=== Your objective ===
Here is a listing. Reproduce it exactly.

=== Recorded information ===
+-------+

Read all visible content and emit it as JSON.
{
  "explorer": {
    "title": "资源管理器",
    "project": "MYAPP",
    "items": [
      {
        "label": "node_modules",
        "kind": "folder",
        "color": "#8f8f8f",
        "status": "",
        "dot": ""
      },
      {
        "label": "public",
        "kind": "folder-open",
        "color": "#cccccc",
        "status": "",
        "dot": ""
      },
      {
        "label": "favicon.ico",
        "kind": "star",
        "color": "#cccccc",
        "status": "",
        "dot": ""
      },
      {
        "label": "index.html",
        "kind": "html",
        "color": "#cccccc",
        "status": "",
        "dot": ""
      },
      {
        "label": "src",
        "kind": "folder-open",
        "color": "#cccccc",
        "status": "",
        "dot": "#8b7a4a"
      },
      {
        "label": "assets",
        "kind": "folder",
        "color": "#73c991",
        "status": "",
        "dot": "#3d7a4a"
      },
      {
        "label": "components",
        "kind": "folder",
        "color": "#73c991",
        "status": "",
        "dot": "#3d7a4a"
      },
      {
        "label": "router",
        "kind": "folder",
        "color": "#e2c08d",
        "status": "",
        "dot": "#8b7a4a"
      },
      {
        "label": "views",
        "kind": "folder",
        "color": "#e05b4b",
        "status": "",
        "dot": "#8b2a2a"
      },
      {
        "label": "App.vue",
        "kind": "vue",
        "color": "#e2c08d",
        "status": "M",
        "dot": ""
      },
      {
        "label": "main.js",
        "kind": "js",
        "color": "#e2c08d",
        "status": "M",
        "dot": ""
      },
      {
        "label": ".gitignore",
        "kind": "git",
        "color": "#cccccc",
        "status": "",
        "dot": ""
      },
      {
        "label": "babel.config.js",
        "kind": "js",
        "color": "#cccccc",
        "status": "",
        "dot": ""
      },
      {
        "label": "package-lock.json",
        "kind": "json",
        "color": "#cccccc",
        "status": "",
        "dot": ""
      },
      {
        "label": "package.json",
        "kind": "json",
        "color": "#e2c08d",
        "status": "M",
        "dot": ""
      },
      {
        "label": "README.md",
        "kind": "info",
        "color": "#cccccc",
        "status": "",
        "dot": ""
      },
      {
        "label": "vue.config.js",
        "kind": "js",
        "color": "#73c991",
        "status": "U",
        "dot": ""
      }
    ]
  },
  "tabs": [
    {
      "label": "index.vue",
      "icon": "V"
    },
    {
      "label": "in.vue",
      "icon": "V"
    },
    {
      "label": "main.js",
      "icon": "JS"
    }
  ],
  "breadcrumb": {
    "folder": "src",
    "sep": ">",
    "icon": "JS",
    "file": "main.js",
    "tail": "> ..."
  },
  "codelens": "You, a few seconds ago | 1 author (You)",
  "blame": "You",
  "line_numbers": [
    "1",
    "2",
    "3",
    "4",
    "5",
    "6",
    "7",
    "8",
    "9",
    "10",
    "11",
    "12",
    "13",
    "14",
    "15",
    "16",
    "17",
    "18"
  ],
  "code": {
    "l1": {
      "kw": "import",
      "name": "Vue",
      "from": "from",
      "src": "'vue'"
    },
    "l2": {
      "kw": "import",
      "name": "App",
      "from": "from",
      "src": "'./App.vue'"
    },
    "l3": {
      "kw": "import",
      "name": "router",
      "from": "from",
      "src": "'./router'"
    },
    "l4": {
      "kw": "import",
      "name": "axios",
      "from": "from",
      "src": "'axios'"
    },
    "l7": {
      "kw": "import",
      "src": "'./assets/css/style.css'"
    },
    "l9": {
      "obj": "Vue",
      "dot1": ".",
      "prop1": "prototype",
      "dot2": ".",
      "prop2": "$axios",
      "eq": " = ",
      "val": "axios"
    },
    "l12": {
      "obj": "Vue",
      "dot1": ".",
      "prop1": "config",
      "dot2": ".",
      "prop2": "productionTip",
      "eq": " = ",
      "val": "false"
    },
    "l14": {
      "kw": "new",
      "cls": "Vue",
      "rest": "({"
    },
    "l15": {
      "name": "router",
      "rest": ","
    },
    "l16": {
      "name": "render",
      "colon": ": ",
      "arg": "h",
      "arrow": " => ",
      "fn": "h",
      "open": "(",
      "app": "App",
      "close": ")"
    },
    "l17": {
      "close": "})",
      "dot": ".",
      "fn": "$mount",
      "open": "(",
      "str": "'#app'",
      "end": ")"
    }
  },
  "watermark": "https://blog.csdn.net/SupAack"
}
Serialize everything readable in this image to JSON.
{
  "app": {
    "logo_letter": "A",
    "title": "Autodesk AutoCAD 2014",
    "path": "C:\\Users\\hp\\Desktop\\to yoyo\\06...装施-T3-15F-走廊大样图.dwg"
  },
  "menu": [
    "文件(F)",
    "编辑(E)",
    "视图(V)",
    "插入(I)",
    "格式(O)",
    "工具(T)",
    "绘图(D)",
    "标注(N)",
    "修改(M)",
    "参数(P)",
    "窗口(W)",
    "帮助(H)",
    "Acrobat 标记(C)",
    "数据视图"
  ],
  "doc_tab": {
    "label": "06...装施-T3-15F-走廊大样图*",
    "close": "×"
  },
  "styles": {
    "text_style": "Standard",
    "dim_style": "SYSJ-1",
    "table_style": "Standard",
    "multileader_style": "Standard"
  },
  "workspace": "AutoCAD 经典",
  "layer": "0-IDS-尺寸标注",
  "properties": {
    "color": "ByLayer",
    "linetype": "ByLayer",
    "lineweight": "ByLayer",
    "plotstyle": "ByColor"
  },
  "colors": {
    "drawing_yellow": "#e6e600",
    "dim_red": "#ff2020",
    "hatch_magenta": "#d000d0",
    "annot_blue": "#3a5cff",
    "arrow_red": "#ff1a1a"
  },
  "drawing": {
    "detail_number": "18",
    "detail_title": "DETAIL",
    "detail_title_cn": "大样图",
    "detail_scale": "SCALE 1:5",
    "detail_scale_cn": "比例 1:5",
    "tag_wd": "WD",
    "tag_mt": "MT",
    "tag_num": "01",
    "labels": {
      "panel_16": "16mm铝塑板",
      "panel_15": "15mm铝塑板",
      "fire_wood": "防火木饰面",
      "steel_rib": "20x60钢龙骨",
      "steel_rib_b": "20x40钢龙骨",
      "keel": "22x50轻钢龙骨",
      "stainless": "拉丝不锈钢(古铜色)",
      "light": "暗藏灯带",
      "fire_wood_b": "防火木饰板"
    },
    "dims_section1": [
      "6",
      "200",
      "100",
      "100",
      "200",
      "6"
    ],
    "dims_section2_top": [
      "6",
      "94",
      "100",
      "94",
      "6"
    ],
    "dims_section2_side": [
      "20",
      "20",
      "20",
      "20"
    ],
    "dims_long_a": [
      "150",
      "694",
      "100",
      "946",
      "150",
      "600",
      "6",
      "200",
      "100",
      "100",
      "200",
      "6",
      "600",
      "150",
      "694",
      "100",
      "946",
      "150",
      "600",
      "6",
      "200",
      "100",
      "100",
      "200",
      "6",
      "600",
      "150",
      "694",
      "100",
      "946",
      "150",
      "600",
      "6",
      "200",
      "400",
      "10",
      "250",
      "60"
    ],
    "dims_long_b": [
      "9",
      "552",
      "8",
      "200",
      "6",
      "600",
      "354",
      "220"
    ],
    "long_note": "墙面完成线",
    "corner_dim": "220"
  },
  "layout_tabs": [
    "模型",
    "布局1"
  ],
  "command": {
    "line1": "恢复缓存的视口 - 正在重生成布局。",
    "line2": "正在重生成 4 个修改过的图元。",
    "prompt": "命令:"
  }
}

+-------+

=== Output below ===
Read all visible content and emit it as JSON.
{
  "explorer": {
    "title": "资源管理器",
    "project": "MYAPP",
    "items": [
      {
        "label": "node_modules",
        "kind": "folder",
        "color": "#8f8f8f",
        "status": "",
        "dot": ""
      },
      {
        "label": "public",
        "kind": "folder-open",
        "color": "#cccccc",
        "status": "",
        "dot": ""
      },
      {
        "label": "favicon.ico",
        "kind": "star",
        "color": "#cccccc",
        "status": "",
        "dot": ""
      },
      {
        "label": "index.html",
        "kind": "html",
        "color": "#cccccc",
        "status": "",
        "dot": ""
      },
      {
        "label": "src",
        "kind": "folder-open",
        "color": "#cccccc",
        "status": "",
        "dot": "#8b7a4a"
      },
      {
        "label": "assets",
        "kind": "folder",
        "color": "#73c991",
        "status": "",
        "dot": "#3d7a4a"
      },
      {
        "label": "components",
        "kind": "folder",
        "color": "#73c991",
        "status": "",
        "dot": "#3d7a4a"
      },
      {
        "label": "router",
        "kind": "folder",
        "color": "#e2c08d",
        "status": "",
        "dot": "#8b7a4a"
      },
      {
        "label": "views",
        "kind": "folder",
        "color": "#e05b4b",
        "status": "",
        "dot": "#8b2a2a"
      },
      {
        "label": "App.vue",
        "kind": "vue",
        "color": "#e2c08d",
        "status": "M",
        "dot": ""
      },
      {
        "label": "main.js",
        "kind": "js",
        "color": "#e2c08d",
        "status": "M",
        "dot": ""
      },
      {
        "label": ".gitignore",
        "kind": "git",
        "color": "#cccccc",
        "status": "",
        "dot": ""
      },
      {
        "label": "babel.config.js",
        "kind": "js",
        "color": "#cccccc",
        "status": "",
        "dot": ""
      },
      {
        "label": "package-lock.json",
        "kind": "json",
        "color": "#cccccc",
        "status": "",
        "dot": ""
      },
      {
        "label": "package.json",
        "kind": "json",
        "color": "#e2c08d",
        "status": "M",
        "dot": ""
      },
      {
        "label": "README.md",
        "kind": "info",
        "color": "#cccccc",
        "status": "",
        "dot": ""
      },
      {
        "label": "vue.config.js",
        "kind": "js",
        "color": "#73c991",
        "status": "U",
        "dot": ""
      }
    ]
  },
  "tabs": [
    {
      "label": "index.vue",
      "icon": "V"
    },
    {
      "label": "in.vue",
      "icon": "V"
    },
    {
      "label": "main.js",
      "icon": "JS"
    }
  ],
  "breadcrumb": {
    "folder": "src",
    "sep": ">",
    "icon": "JS",
    "file": "main.js",
    "tail": "> ..."
  },
  "codelens": "You, a few seconds ago | 1 author (You)",
  "blame": "You",
  "line_numbers": [
    "1",
    "2",
    "3",
    "4",
    "5",
    "6",
    "7",
    "8",
    "9",
    "10",
    "11",
    "12",
    "13",
    "14",
    "15",
    "16",
    "17",
    "18"
  ],
  "code": {
    "l1": {
      "kw": "import",
      "name": "Vue",
      "from": "from",
      "src": "'vue'"
    },
    "l2": {
      "kw": "import",
      "name": "App",
      "from": "from",
      "src": "'./App.vue'"
    },
    "l3": {
      "kw": "import",
      "name": "router",
      "from": "from",
      "src": "'./router'"
    },
    "l4": {
      "kw": "import",
      "name": "axios",
      "from": "from",
      "src": "'axios'"
    },
    "l7": {
      "kw": "import",
      "src": "'./assets/css/style.css'"
    },
    "l9": {
      "obj": "Vue",
      "dot1": ".",
      "prop1": "prototype",
      "dot2": ".",
      "prop2": "$axios",
      "eq": " = ",
      "val": "axios"
    },
    "l12": {
      "obj": "Vue",
      "dot1": ".",
      "prop1": "config",
      "dot2": ".",
      "prop2": "productionTip",
      "eq": " = ",
      "val": "false"
    },
    "l14": {
      "kw": "new",
      "cls": "Vue",
      "rest": "({"
    },
    "l15": {
      "name": "router",
      "rest": ","
    },
    "l16": {
      "name": "render",
      "colon": ": ",
      "arg": "h",
      "arrow": " => ",
      "fn": "h",
      "open": "(",
      "app": "App",
      "close": ")"
    },
    "l17": {
      "close": "})",
      "dot": ".",
      "fn": "$mount",
      "open": "(",
      "str": "'#app'",
      "end": ")"
    }
  },
  "watermark": "https://blog.csdn.net/SupAack"
}
Serialize everything readable in this image to JSON.
{
  "app": {
    "logo_letter": "A",
    "title": "Autodesk AutoCAD 2014",
    "path": "C:\\Users\\hp\\Desktop\\to yoyo\\06...装施-T3-15F-走廊大样图.dwg"
  },
  "menu": [
    "文件(F)",
    "编辑(E)",
    "视图(V)",
    "插入(I)",
    "格式(O)",
    "工具(T)",
    "绘图(D)",
    "标注(N)",
    "修改(M)",
    "参数(P)",
    "窗口(W)",
    "帮助(H)",
    "Acrobat 标记(C)",
    "数据视图"
  ],
  "doc_tab": {
    "label": "06...装施-T3-15F-走廊大样图*",
    "close": "×"
  },
  "styles": {
    "text_style": "Standard",
    "dim_style": "SYSJ-1",
    "table_style": "Standard",
    "multileader_style": "Standard"
  },
  "workspace": "AutoCAD 经典",
  "layer": "0-IDS-尺寸标注",
  "properties": {
    "color": "ByLayer",
    "linetype": "ByLayer",
    "lineweight": "ByLayer",
    "plotstyle": "ByColor"
  },
  "colors": {
    "drawing_yellow": "#e6e600",
    "dim_red": "#ff2020",
    "hatch_magenta": "#d000d0",
    "annot_blue": "#3a5cff",
    "arrow_red": "#ff1a1a"
  },
  "drawing": {
    "detail_number": "18",
    "detail_title": "DETAIL",
    "detail_title_cn": "大样图",
    "detail_scale": "SCALE 1:5",
    "detail_scale_cn": "比例 1:5",
    "tag_wd": "WD",
    "tag_mt": "MT",
    "tag_num": "01",
    "labels": {
      "panel_16": "16mm铝塑板",
      "panel_15": "15mm铝塑板",
      "fire_wood": "防火木饰面",
      "steel_rib": "20x60钢龙骨",
      "steel_rib_b": "20x40钢龙骨",
      "keel": "22x50轻钢龙骨",
      "stainless": "拉丝不锈钢(古铜色)",
      "light": "暗藏灯带",
      "fire_wood_b": "防火木饰板"
    },
    "dims_section1": [
      "6",
      "200",
      "100",
      "100",
      "200",
      "6"
    ],
    "dims_section2_top": [
      "6",
      "94",
      "100",
      "94",
      "6"
    ],
    "dims_section2_side": [
      "20",
      "20",
      "20",
      "20"
    ],
    "dims_long_a": [
      "150",
      "694",
      "100",
      "946",
      "150",
      "600",
      "6",
      "200",
      "100",
      "100",
      "200",
      "6",
      "600",
      "150",
      "694",
      "100",
      "946",
      "150",
      "600",
      "6",
      "200",
      "100",
      "100",
      "200",
      "6",
      "600",
      "150",
      "694",
      "100",
      "946",
      "150",
      "600",
      "6",
      "200",
      "400",
      "10",
      "250",
      "60"
    ],
    "dims_long_b": [
      "9",
      "552",
      "8",
      "200",
      "6",
      "600",
      "354",
      "220"
    ],
    "long_note": "墙面完成线",
    "corner_dim": "220"
  },
  "layout_tabs": [
    "模型",
    "布局1"
  ],
  "command": {
    "line1": "恢复缓存的视口 - 正在重生成布局。",
    "line2": "正在重生成 4 个修改过的图元。",
    "prompt": "命令:"
  }
}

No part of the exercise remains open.